The silver lining, however, was clad in blue. This delay gave General McClernand time to shift troops to meet Buckner’s slugging attack. The reinforcements came from General Wallis’ Division. They stopped dead Buckner’s men, who had, until now, picked up their pace. Wallace fired into the Rebel throng as it tried to form some vague line of battle. After a half hour of all the Union lead they could stomach, the Rebels on Wallace’s front fell back, but still held tight to Wynn’s Ferry Road.
Buckner’s advance was merely an action meant to hold the Union left in place while Pillow’s men broke through. And while Pillow’s men broke through and Buckner’s men held the Union left in place, something wasn’t quite right. In their planning for this attack, the Confederate officers never agreed upon what to do once the Union line was broken. Were they to pull out of Donelson right away, or were they to go back to the trenches and leave a bit later?
Feeling that the day was won, Pillow ordered a general withdraw to the trenches. It was his opinion that they were to break the Union line, return to the fortifications, resupply and then head to Nashville. Buckner was livid and when he saw General Floyd, overall commander, he let him know. Floyd wanted to hold Buckner on Wynn’s Ferry Road for the rest of the day and through the night, as his Rebel army made good their flight.
Floyd rode off to find Pillow to see what was going on. When he was found, Floyd chewed into him, demanding to know why he was giving up Wynn’s Ferry Road. Somehow or another, the old politician, Gideon Pillow, convinced a fellow politician, John B. Floyd, that the army needed to return to its trenches, regroup, resupply and … then what? Retreat? Fight again? Had Pillow’s hubris been so infectious that Floyd now believed they could beat Grant, or at least hold him off until reinforcements arrived?
As the lull dragged on and as the Rebels across the line began to withdraw to their trenches, General Grant returned to the field. Taking in the situation, he could see that the Rebel wave had crested and that Floyd had ordered a withdraw. Probably Grant believed that they were about to escape. He first ordered Generals Wallace and McClernand to retake their former positions on the Wynn’s Ferry Road. Then, riding west, he ordered General C.F. Smith, “All has failed on our right—you must take Fort Donelson.”
While Wallace and McClernand hemmed and hawed, Smith got right to work with his fresh troops in the waning light of day. He made quick work of the trenches to his front, left empty, but for a few battalions of Rebels armed with double-barrel shotguns. As they moved on, the Rebels were just returning to their trenches. While they could hold their ground, Smith’s brigade could not move forward. The returning Confederates counterattacked several times, but could not dislodge them.
On the right, General Wallace took command of three brigades and pushed forward, retaking most of the ground lost in the morning, littered with the dead and the dying.

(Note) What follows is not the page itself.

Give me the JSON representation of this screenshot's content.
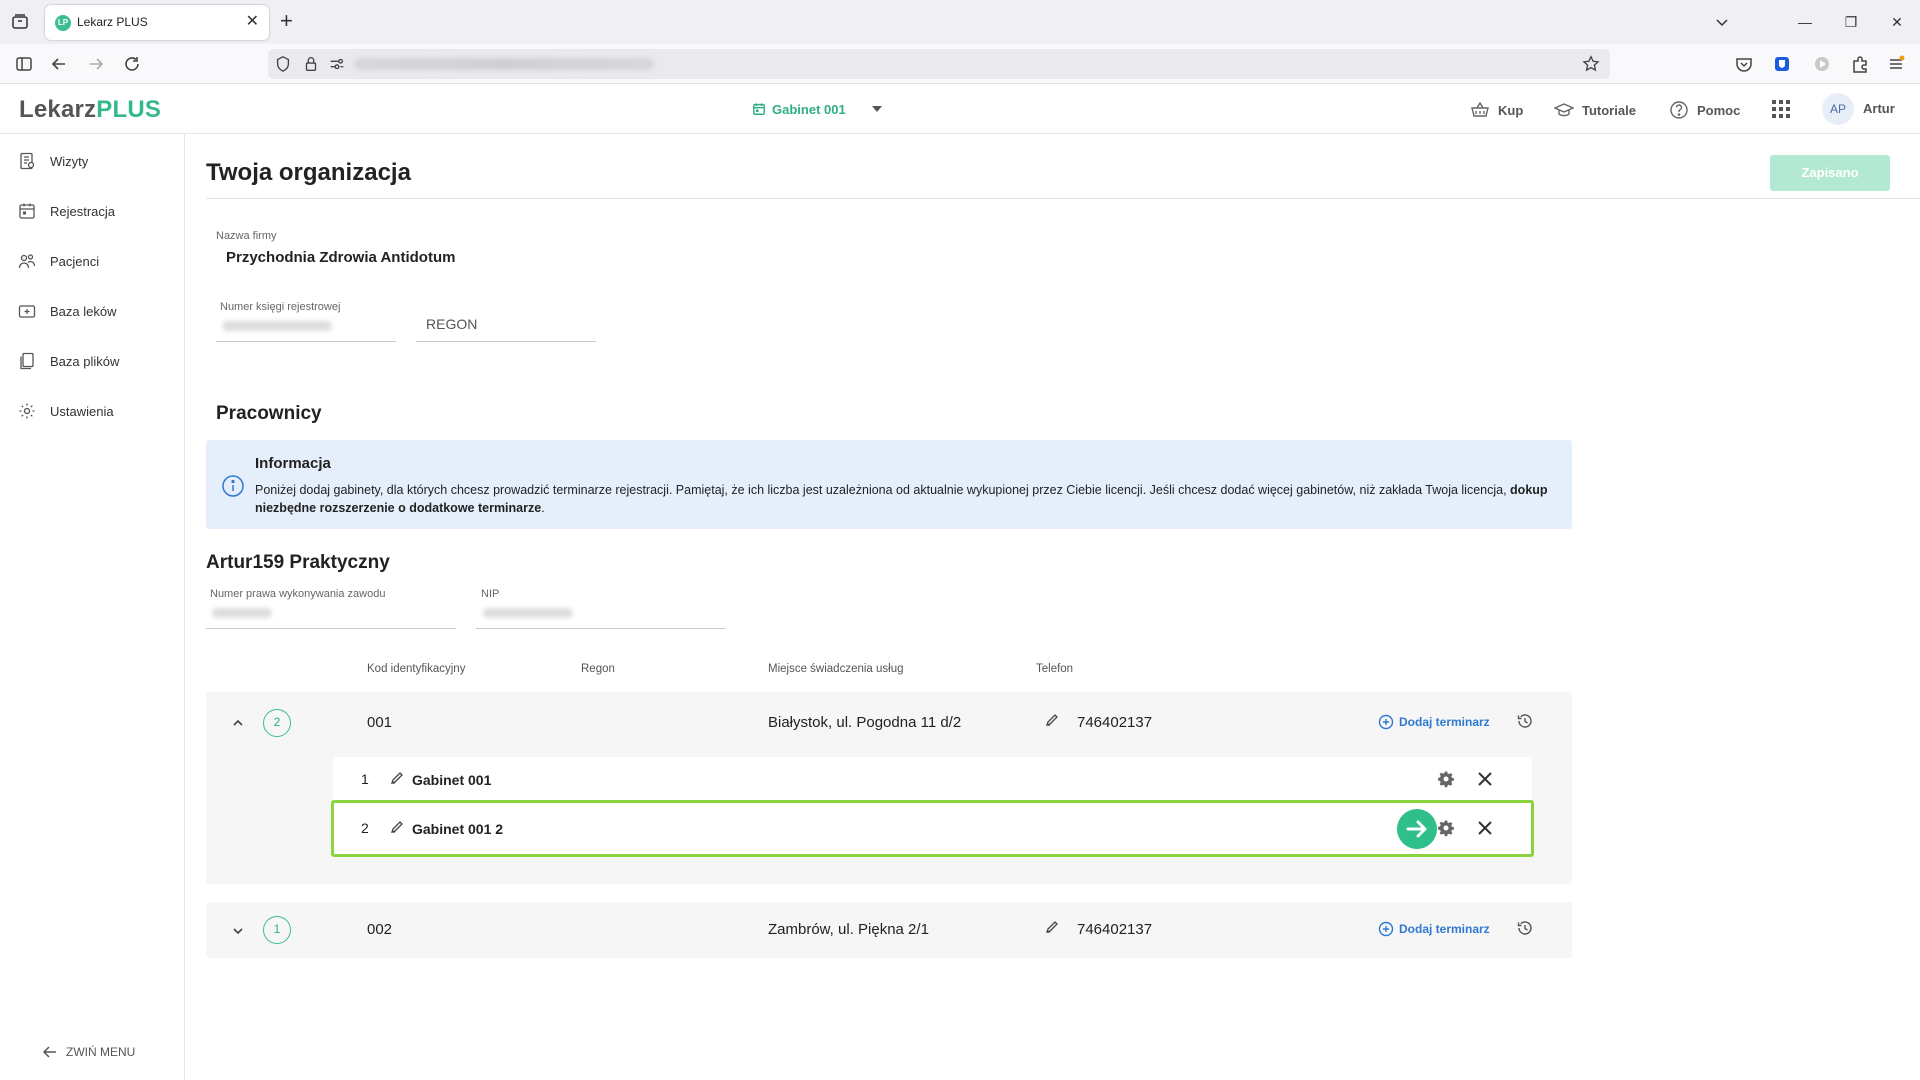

Wallace, however, could go no farther. As Smith advanced nearer to the fort itself, Wallace and the Union right would have to be content in simply retaking their position.
Across the trenches, Confederate Generals Floyd, Pillow and Buckner were again meeting to decide the fate of their army.1
- Though I don’t like to do it this way, this post used several sources, mostly secondary. Forts Henry and Donelson by Benjamin Franklin Cooling was used mostly, with Where the South Lost the War by Kendall D. Gott, used as well. Grant Rises in the West by Kenneth P. Williams provided a great overview of things happening with McClellan, Buell and Halleck, but I left no time to write about any of that. I hope you enjoyed the story of the battle anyway. [↩]